Innkeepers Alan and Robin Langguth joke about the “Minnie Pearl” price tags on the tasteful furnishings and accessories at The Homestead, their bed-and-breakfast in Plano, but they are quite serious about their interior decorating business (Chicago Bears coach Lovie Smith is a client). As a result, when you check in at The Homestead, you’re set for a stay at a bed-and-breakfast that doubles as a decorators’ show house. Breakfast also earns top billing: egg-and-bacon casserole, banana souffle and stuffed French toast.
The house was built in 1854 and is listed on the National Register of Historic Places. Reminiscent of a rural Tuscan villa, it is shaded by a stand of 50-year-old white pines on a two-acre estate with an outdoor sculpture gallery and labyrinth. A Chicago Bears weekend football package includes two nights’ lodging, a pair of game tickets, dinner for two at Walter Payton’s Roundhouse and a limo to and from the game. Cost is $1,595 per couple.
Then there is Esther’s Place at Big Rock, where fiber is the medium and supporting local agriculture is the message. Esther’s is an exclusive retail store for co-op products and fiber artists of all skill levels. Shop for wool from local Illinois flocks and for American-crafted spinning wheels and looms.
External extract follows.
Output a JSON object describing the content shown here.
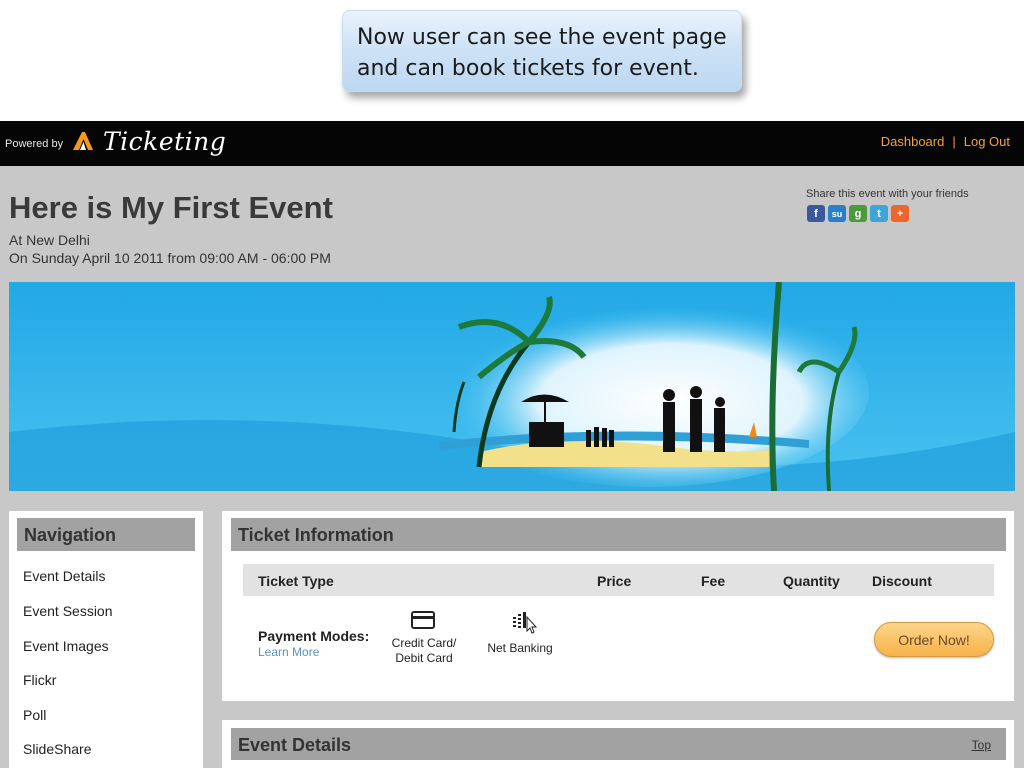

Get details of a varied lineup of classes as well as retreats in a beautiful Victorian setting where you can hone your skills, or acquire new ones, at spinning, weaving, knitting and felting. Especially for the holidays are basic classes that produce a felted Nativity scene and, ideal for gift giving, a felted soap bar wrapped in its own washcloth.
Foodies will find plenty of rewarding diversions in the region, ranging from the Wurst Kitchen in Plano, with a repertoire of 80 different varieties of sausages plus assorted schnitzel, to Blackstone Bar & Grill at Yorkville, with excellent steaks and prime rib.
Kelly’s Pub & Grill at Sandwich incorporates a shiny “Pullman Palace” dining car that Teddy Roosevelt used during three whistle-stop election campaigns. House favorites among its Irish fare are “boxties,” potato pancakes with a variety of fillings such as corned beef and sauerkraut and steak and mushrooms.
At the 108 East Restaurant in downtown Sandwich, owner/chef Dan Krapausky’s Yankee pot roast is a local favorite.
If you go
Information: Aurora Area Convention & Visitors Bureau, (630) 897-5581, (800) 477-4369, www.enjoyaurora.com;
Illinois Tourism, (800) 226-6632, www.enjoyillinois.com.
Mileage: Sandwich is about 60 miles west of Chicago.
Mike Michaelson is a travel writer based in Chicago and the author of the guidebook “Chicago’s Best-Kept Secrets.”